Thursday, September 3, 2009

A Break in Routine

Those last few moments before the lights turn off for the night are some of the most precious of the day. As I walk past the open door of the boys' room, I hear my husband's deep voice pray in hushed tones with Wyatt. I want to linger, to listen to the prayer, but I feel like an intruder on such a private, intimate father and son time, and so I move quietly down the hall.

Each evening is the same--a deep muffled voice and my desire to linger at the door. But tonight was different.

Since the trip, Wyatt has reverted to being mommy's little boy where mommy has to do everything. After reading his last Winnie the Pooh book before bedtime, I told him to go say prayers with daddy and left to do some work in the kitchen.

But he followed me, whining, "You say prayers, mommy."

What mother could resist that request? Not this one.

Still full of too much energy, he bounced onto his bed, pulled the John Deere blanket up to his chin, and lay his head back against the pillow, eyes watching me expectantly.

"Tell God what you're thankful for."

"Mommy. Daddy. My teddy bear."

Then, I begin to pray over him. At "Dear God," he doesn't merely close his eyes. He squeezes them as tightly shut as possible. They're not just closed but really closed.

I'm not surprised. That's how he prays at mealtime, eyes squeezed shut as he repeats his solemn, slow version of "God is great, God is good. Let us thank for all the food. AAAmen." And if I add an extra serving of something to anybody's plate, he prays again over that new food.

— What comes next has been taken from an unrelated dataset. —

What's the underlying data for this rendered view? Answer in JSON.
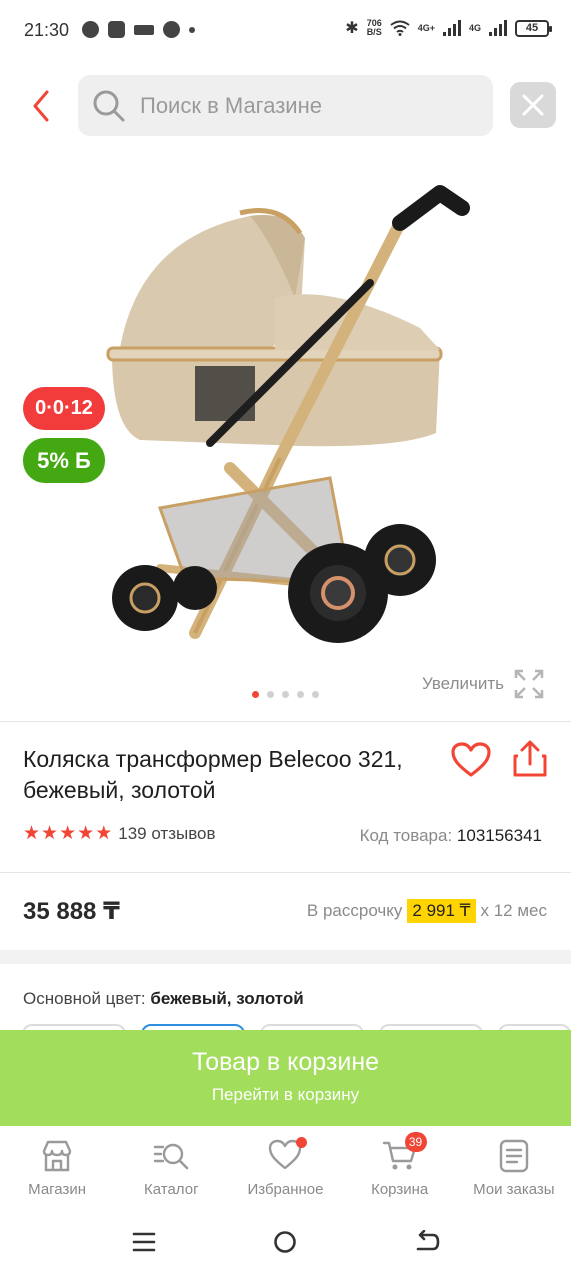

I've shown Wyatt how to say sentence prayers to God all throughout the day even though our eyes are open. But apparently, his concept of prayer has been influenced more by Hermie and Wormie's "Milo the Mantis Who Wouldn't Pray." And Milo always prays with his eyes closed.

Tonight, though, I don't shut mine. I watch this swiftly growing boy, thanking God for him, for our safety today on the road, for the flu shot he got today to make his body immune to the illness, for him to have a good night's rest, for God to help him be a good boy, and for God to help his mommy teach him to love Him and Jesus.

He's not quite three yet, but his daddy and I have been working to instill in him a desire to pray and a knowledge of the power of prayer.

When I was a child, praying was something I did just because I had to do it if I wanted to obey the Bible. I talked to God, and that was it. There wasn't much listening and no real comprehension of how prayer could make a difference in the small things.

This mother's desire is for prayer to be a "want to do" for my children, for them to desire a day-long conversation with God.

I close tonight's prayer with a soft "Amen," figuring that's enough for a two-year old, especially since I'm not sure how much longer he can keep squeezing his eyes that tightly closed. His eyes pop open wide, definitely not the eyes of a sleepy child. But I kiss him goodnight anyway, turn out the light, and shut the door.

holy experience

1 comment:

  1. Beautiful, Jennifer.

    Isn't it amazing to watch our children as they love their God, our God?